A scale model of the KAAV-2 was unveiled for the first time by Hanwha Defense during ADEX 2019. Talking to Naval News during the 2021 edition held last month, Lance Corporal of the ROK Marine Corps, Han Jang, said that the development of KAAV-2 is almost complete. The service is now waiting for delivery preparations by 2023 or 2024. The program was supposed to reach initial operational capabilities (IOC) by this year, but this has been delayed.
With the absence of official information about KAAV-2 during ADEX 2021, Jang verbally noted that KAAV-2 can be operated regardless of water levels, and will be maneuvered by three marines with 21 expeditionary marines on board for landing.
Jang told Naval News:
“The 1st Division of Marine Corps initially planned to use improved KAAV-1 instead of acquiring the next-generation vehicle, but KAAV-1 will not go through the performance improvement project, since the Marine Corps decided to have KAAV-2.”
However, he was open to possibilities that improved KAAV-1s could be used as alternatives in case KAAV-2 development is further delayed or cancelled.
It was also confirmed that a similar number of new KAAV-2s would be introduced to the Marine Corps, since Marines have been using 164 KAAV-1s so far, if they choose to adopt KAAV-2 soon.
The most distinct feature between KAAV-1 and 2 is the speed. KAAV-1 can be operated with the maximum speed of 72 km/h on land and 13 km/h at sea, but the Marine Corps aims to increase the speed of KAAV-2 to 100 km/h on land and 30 km/h at sea, by changing the design of a blow plane that would help vehicles go through sea waves more efficiently. Additionally, Jang added that a gun turret and improved ordnance will be placed on KAAV-2, and that the new amphibious vehicle will not need a co-driver unlike the previous model.
The 139th Defense Business Project Committee, held by the Defense Acquisition Program Administration (DAPA) on September 28th, approved the acquisition of KAAV-2 to ensure maneuverability and survivability, in preparation for the replacement of the ageing KAAV-1s used by the ROK Marine Corps.

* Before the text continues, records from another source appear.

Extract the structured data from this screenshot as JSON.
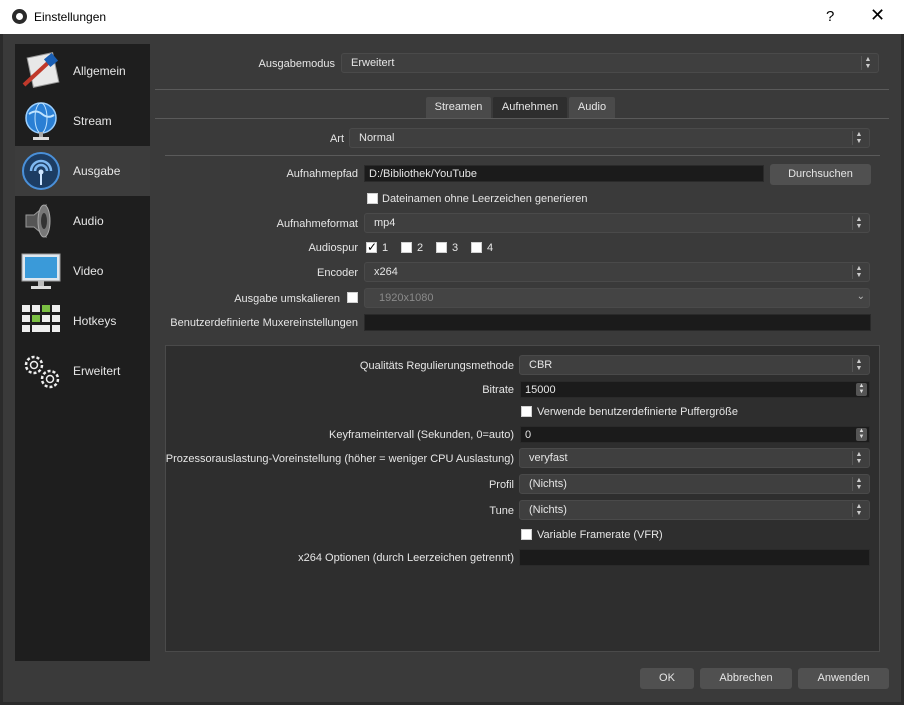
{
  "window": {
    "title": "Einstellungen",
    "help": "?",
    "close": "✕"
  },
  "sidebar": {
    "items": [
      {
        "label": "Allgemein",
        "icon": "general-icon"
      },
      {
        "label": "Stream",
        "icon": "globe-icon"
      },
      {
        "label": "Ausgabe",
        "icon": "broadcast-icon",
        "active": true
      },
      {
        "label": "Audio",
        "icon": "speaker-icon"
      },
      {
        "label": "Video",
        "icon": "monitor-icon"
      },
      {
        "label": "Hotkeys",
        "icon": "keyboard-icon"
      },
      {
        "label": "Erweitert",
        "icon": "gears-icon"
      }
    ]
  },
  "output": {
    "mode_label": "Ausgabemodus",
    "mode_value": "Erweitert",
    "tabs": [
      "Streamen",
      "Aufnehmen",
      "Audio"
    ],
    "active_tab": "Aufnehmen",
    "type_label": "Art",
    "type_value": "Normal"
  },
  "recording": {
    "path_label": "Aufnahmepfad",
    "path_value": "D:/Bibliothek/YouTube",
    "browse_label": "Durchsuchen",
    "nospace_label": "Dateinamen ohne Leerzeichen generieren",
    "format_label": "Aufnahmeformat",
    "format_value": "mp4",
    "tracks_label": "Audiospur",
    "tracks": [
      "1",
      "2",
      "3",
      "4"
    ],
    "encoder_label": "Encoder",
    "encoder_value": "x264",
    "rescale_label": "Ausgabe umskalieren",
    "rescale_value": "1920x1080",
    "muxer_label": "Benutzerdefinierte Muxereinstellungen",
    "muxer_value": ""
  },
  "encoder_settings": {
    "rate_control_label": "Qualitäts Regulierungsmethode",
    "rate_control_value": "CBR",
    "bitrate_label": "Bitrate",
    "bitrate_value": "15000",
    "custom_buffer_label": "Verwende benutzerdefinierte Puffergröße",
    "keyframe_label": "Keyframeintervall (Sekunden, 0=auto)",
    "keyframe_value": "0",
    "preset_label": "Prozessorauslastung-Voreinstellung (höher = weniger CPU Auslastung)",
    "preset_value": "veryfast",
    "profile_label": "Profil",
    "profile_value": "(Nichts)",
    "tune_label": "Tune",
    "tune_value": "(Nichts)",
    "vfr_label": "Variable Framerate (VFR)",
    "options_label": "x264 Optionen (durch Leerzeichen getrennt)",
    "options_value": ""
  },
  "footer": {
    "ok": "OK",
    "cancel": "Abbrechen",
    "apply": "Anwenden"
  }
}
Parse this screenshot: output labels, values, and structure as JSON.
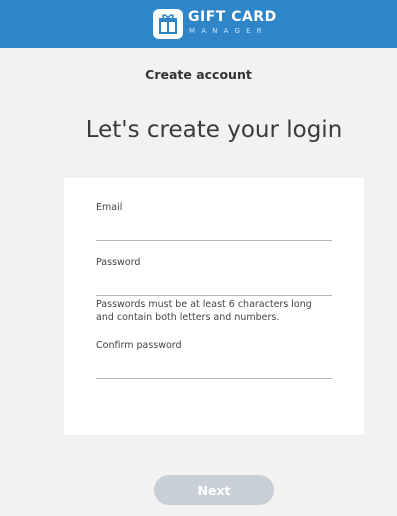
{
  "brand": {
    "name": "GIFT CARD",
    "subtitle": "MANAGER",
    "logo_icon": "gift-icon"
  },
  "page": {
    "step_title": "Create account",
    "heading": "Let's create your login"
  },
  "form": {
    "email": {
      "label": "Email",
      "value": "",
      "placeholder": ""
    },
    "password": {
      "label": "Password",
      "value": "",
      "placeholder": ""
    },
    "password_hint": "Passwords must be at least 6 characters long and contain both letters and numbers.",
    "confirm_password": {
      "label": "Confirm password",
      "value": "",
      "placeholder": ""
    }
  },
  "actions": {
    "next_label": "Next"
  },
  "colors": {
    "header_bg": "#2e86c9",
    "page_bg": "#f2f2f2",
    "card_bg": "#ffffff",
    "button_disabled_bg": "#c9cfd6"
  }
}
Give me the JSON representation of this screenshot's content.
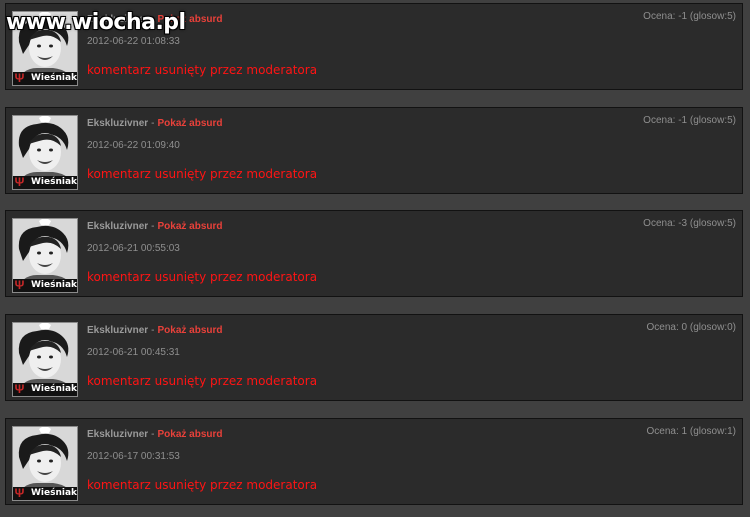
{
  "watermark": "www.wiocha.pl",
  "colors": {
    "background": "#404040",
    "card": "#2b2b2b",
    "accent": "#e8413a",
    "removed": "#ff1414"
  },
  "comments": [
    {
      "author": "Ekskluzivner",
      "separator": "-",
      "absurd_link": "Pokaż absurd",
      "date": "2012-06-22 01:08:33",
      "score": "Ocena: -1 (glosow:5)",
      "text": "komentarz usunięty przez moderatora",
      "rank": "Wieśniak",
      "avatar_icon": "user-avatar"
    },
    {
      "author": "Ekskluzivner",
      "separator": "-",
      "absurd_link": "Pokaż absurd",
      "date": "2012-06-22 01:09:40",
      "score": "Ocena: -1 (glosow:5)",
      "text": "komentarz usunięty przez moderatora",
      "rank": "Wieśniak",
      "avatar_icon": "user-avatar"
    },
    {
      "author": "Ekskluzivner",
      "separator": "-",
      "absurd_link": "Pokaż absurd",
      "date": "2012-06-21 00:55:03",
      "score": "Ocena: -3 (glosow:5)",
      "text": "komentarz usunięty przez moderatora",
      "rank": "Wieśniak",
      "avatar_icon": "user-avatar"
    },
    {
      "author": "Ekskluzivner",
      "separator": "-",
      "absurd_link": "Pokaż absurd",
      "date": "2012-06-21 00:45:31",
      "score": "Ocena: 0 (glosow:0)",
      "text": "komentarz usunięty przez moderatora",
      "rank": "Wieśniak",
      "avatar_icon": "user-avatar"
    },
    {
      "author": "Ekskluzivner",
      "separator": "-",
      "absurd_link": "Pokaż absurd",
      "date": "2012-06-17 00:31:53",
      "score": "Ocena: 1 (glosow:1)",
      "text": "komentarz usunięty przez moderatora",
      "rank": "Wieśniak",
      "avatar_icon": "user-avatar"
    }
  ]
}
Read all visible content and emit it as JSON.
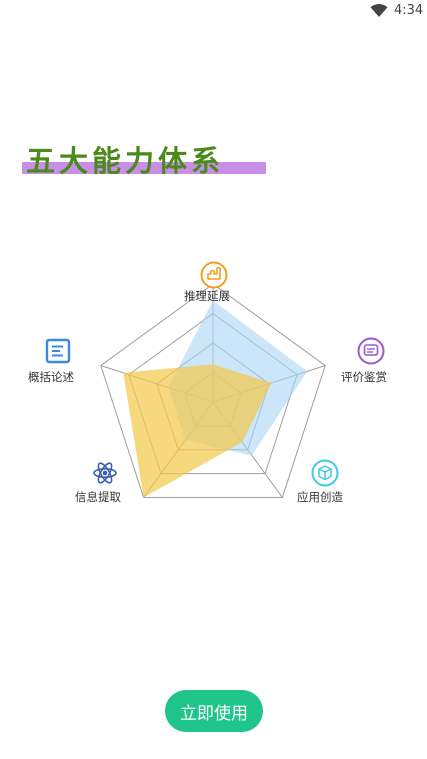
{
  "status_bar": {
    "time": "4:34",
    "icons": [
      "wifi-icon"
    ]
  },
  "page": {
    "title": "五大能力体系",
    "start_button_label": "立即使用"
  },
  "colors": {
    "title_text": "#4a8a1a",
    "title_highlight": "#c98ee8",
    "button_bg": "#1fc58a",
    "radar_grid": "#9e9e9e",
    "series_blue": "#a9d6f5",
    "series_yellow": "#f2c94c"
  },
  "capabilities": [
    {
      "label": "推理延展",
      "icon": "puzzle-icon",
      "icon_color": "#f0a020"
    },
    {
      "label": "评价鉴赏",
      "icon": "message-icon",
      "icon_color": "#9b59d0"
    },
    {
      "label": "应用创造",
      "icon": "cube-icon",
      "icon_color": "#3fc9e0"
    },
    {
      "label": "信息提取",
      "icon": "atom-icon",
      "icon_color": "#3a5fb0"
    },
    {
      "label": "概括论述",
      "icon": "document-icon",
      "icon_color": "#3a8ae0"
    }
  ],
  "chart_data": {
    "type": "radar",
    "categories": [
      "推理延展",
      "评价鉴赏",
      "应用创造",
      "信息提取",
      "概括论述"
    ],
    "rmax": 5,
    "rings": 4,
    "series": [
      {
        "values": [
          4.3,
          4.2,
          2.8,
          2.0,
          2.0
        ],
        "color": "#a9d6f5"
      },
      {
        "values": [
          1.6,
          2.6,
          2.1,
          5.0,
          4.0
        ],
        "color": "#f2c94c"
      }
    ]
  }
}
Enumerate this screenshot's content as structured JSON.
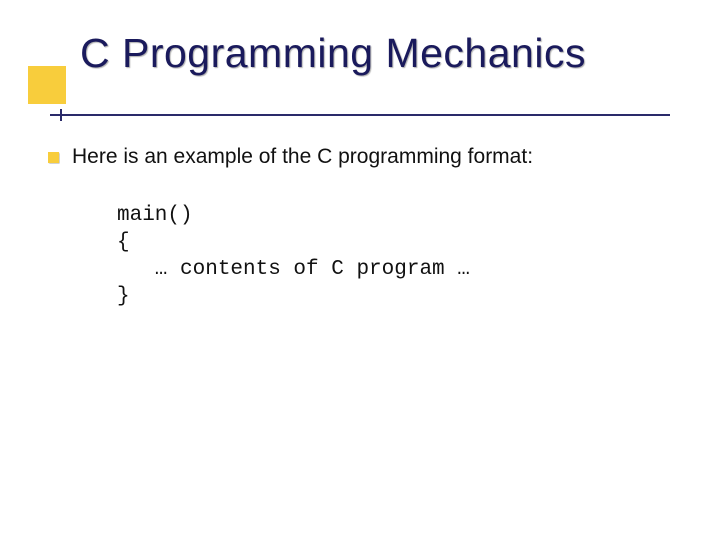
{
  "title": "C Programming Mechanics",
  "body": "Here is an example of the C programming format:",
  "code": {
    "l1": "main()",
    "l2": "{",
    "l3": "   … contents of C program …",
    "l4": "}"
  }
}
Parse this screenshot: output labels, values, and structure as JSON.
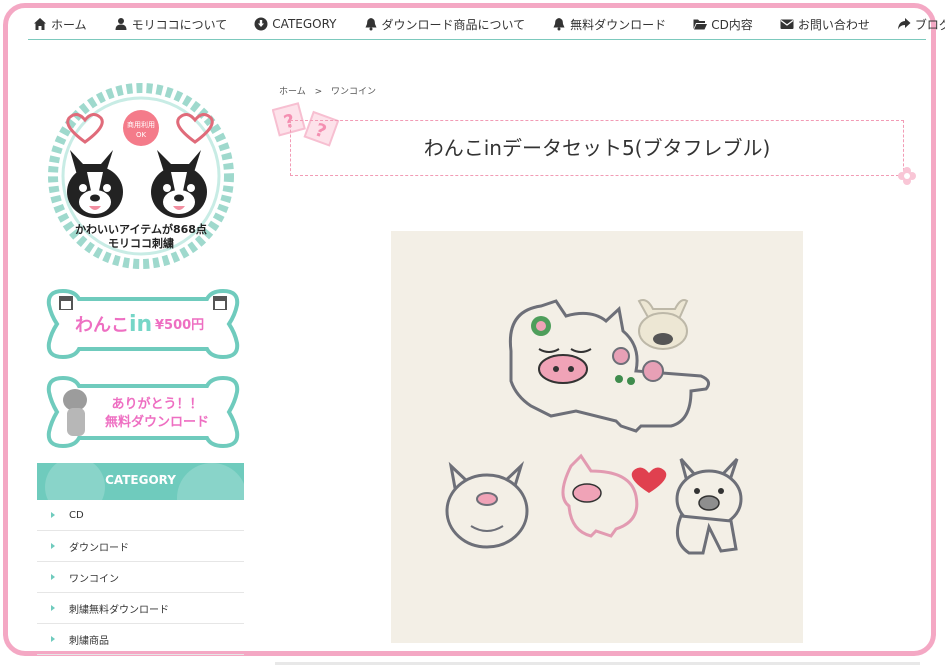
{
  "nav": [
    {
      "label": "ホーム",
      "icon": "home-icon"
    },
    {
      "label": "モリココについて",
      "icon": "user-icon"
    },
    {
      "label": "CATEGORY",
      "icon": "download-circle-icon"
    },
    {
      "label": "ダウンロード商品について",
      "icon": "bell-icon"
    },
    {
      "label": "無料ダウンロード",
      "icon": "bell-icon"
    },
    {
      "label": "CD内容",
      "icon": "folder-open-icon"
    },
    {
      "label": "お問い合わせ",
      "icon": "envelope-icon"
    },
    {
      "label": "ブログ",
      "icon": "share-arrow-icon"
    }
  ],
  "logo": {
    "badge_line1": "商用利用",
    "badge_line2": "OK",
    "caption_line1": "かわいいアイテムが868点",
    "caption_line2": "モリココ刺繍"
  },
  "banner1": {
    "text": "わんこ",
    "in": "in",
    "price": "¥500円"
  },
  "banner2": {
    "line1": "ありがとう！！",
    "line2": "無料ダウンロード"
  },
  "category": {
    "header": "CATEGORY",
    "items": [
      "CD",
      "ダウンロード",
      "ワンコイン",
      "刺繍無料ダウンロード",
      "刺繍商品"
    ]
  },
  "breadcrumb": {
    "home": "ホーム",
    "sep": ">",
    "current": "ワンコイン"
  },
  "title": "わんこinデータセット5(ブタフレブル)",
  "colors": {
    "accent": "#6fcbbd",
    "frame": "#f4a8c4",
    "title_border": "#f29bb5"
  }
}
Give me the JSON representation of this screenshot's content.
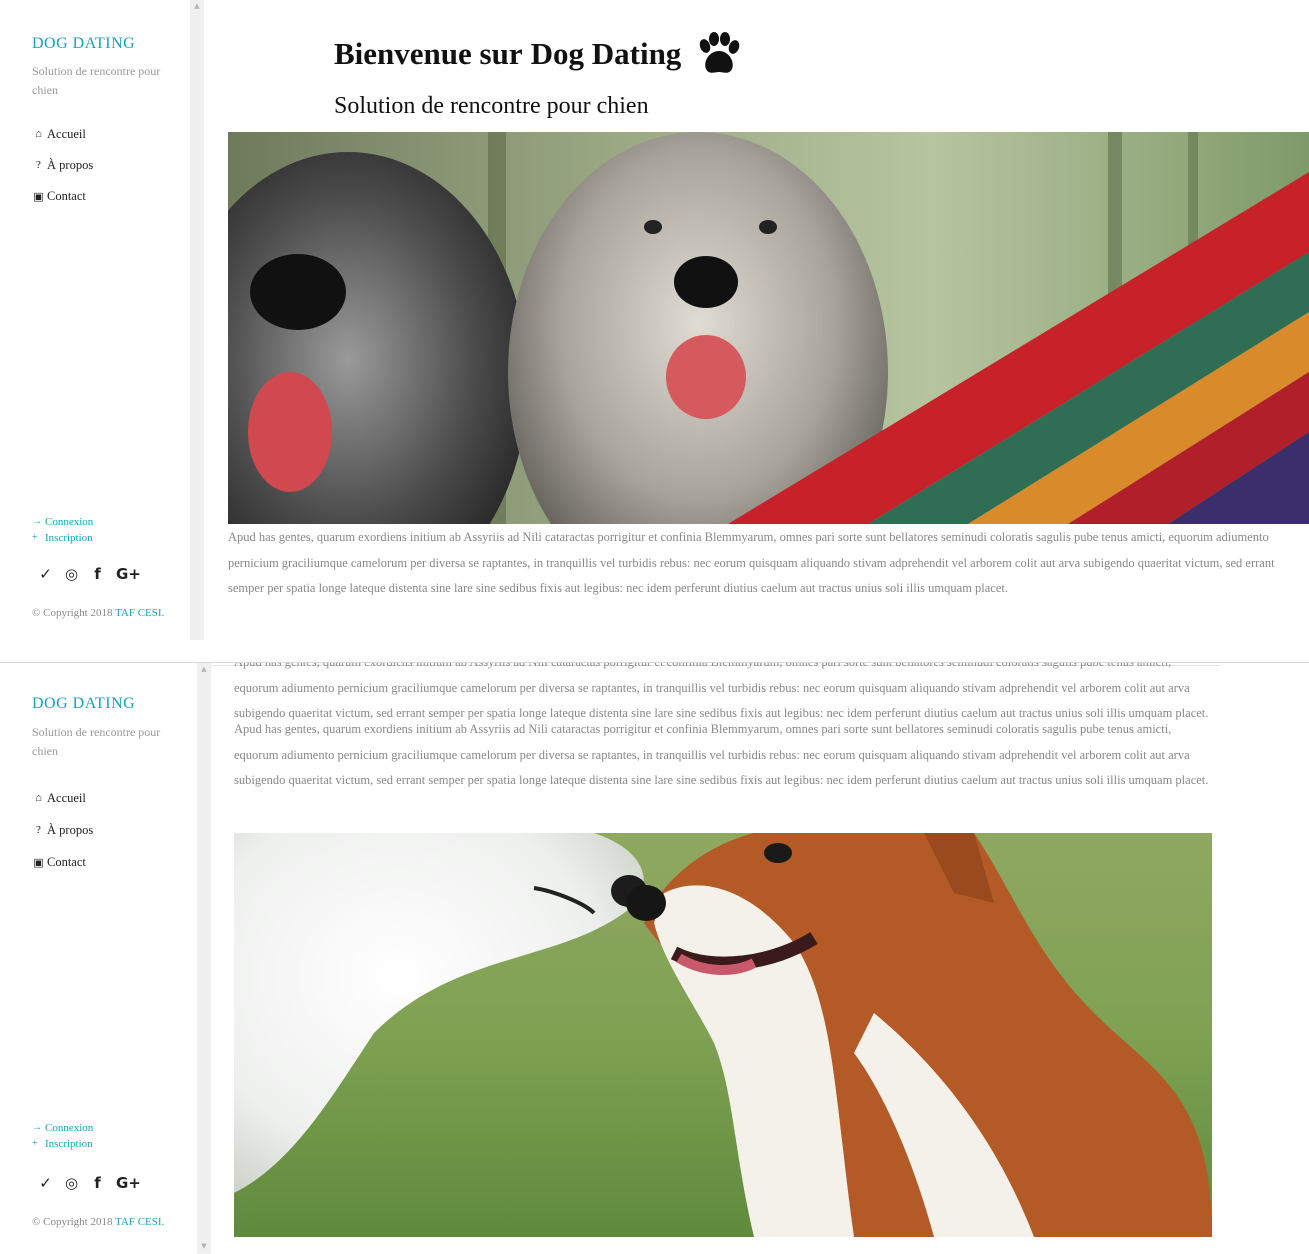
{
  "sidebar": {
    "title": "DOG DATING",
    "subtitle": "Solution de rencontre pour chien",
    "nav": [
      {
        "label": "Accueil",
        "icon": "home-icon",
        "glyph": "⌂"
      },
      {
        "label": "À propos",
        "icon": "question-circle-icon",
        "glyph": "?"
      },
      {
        "label": "Contact",
        "icon": "contact-card-icon",
        "glyph": "▣"
      }
    ],
    "auth": [
      {
        "label": "Connexion",
        "icon": "sign-in-icon",
        "glyph": "→"
      },
      {
        "label": "Inscription",
        "icon": "user-plus-icon",
        "glyph": "+"
      }
    ],
    "social": [
      {
        "icon": "twitter-icon",
        "glyph": "✓"
      },
      {
        "icon": "instagram-icon",
        "glyph": "◎"
      },
      {
        "icon": "facebook-icon",
        "glyph": "f"
      },
      {
        "icon": "google-plus-icon",
        "glyph": "G+"
      }
    ],
    "copyright_prefix": "© Copyright 2018",
    "copyright_brand": "TAF CESI."
  },
  "main": {
    "title_prefix": "Bienvenue sur",
    "title_brand": "Dog Dating",
    "title_icon": "paw-icon",
    "subtitle": "Solution de rencontre pour chien",
    "hero_image": "two-shaggy-dogs-and-colorful-hammock-photo",
    "paragraph": "Apud has gentes, quarum exordiens initium ab Assyriis ad Nili cataractas porrigitur et confinia Blemmyarum, omnes pari sorte sunt bellatores seminudi coloratis sagulis pube tenus amicti, equorum adiumento pernicium graciliumque camelorum per diversa se raptantes, in tranquillis vel turbidis rebus: nec eorum quisquam aliquando stivam adprehendit vel arborem colit aut arva subigendo quaeritat victum, sed errant semper per spatia longe lateque distenta sine lare sine sedibus fixis aut legibus: nec idem perferunt diutius caelum aut tractus unius soli illis umquam placet.",
    "bottom_image": "white-dog-and-corgi-nose-to-nose-photo"
  },
  "colors": {
    "accent": "#17a2b8",
    "muted_text": "#888888",
    "scrollbar": "#f0f0f0"
  }
}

The committee decided to develop KAAV-2’s engine indigenously by domestic research and development.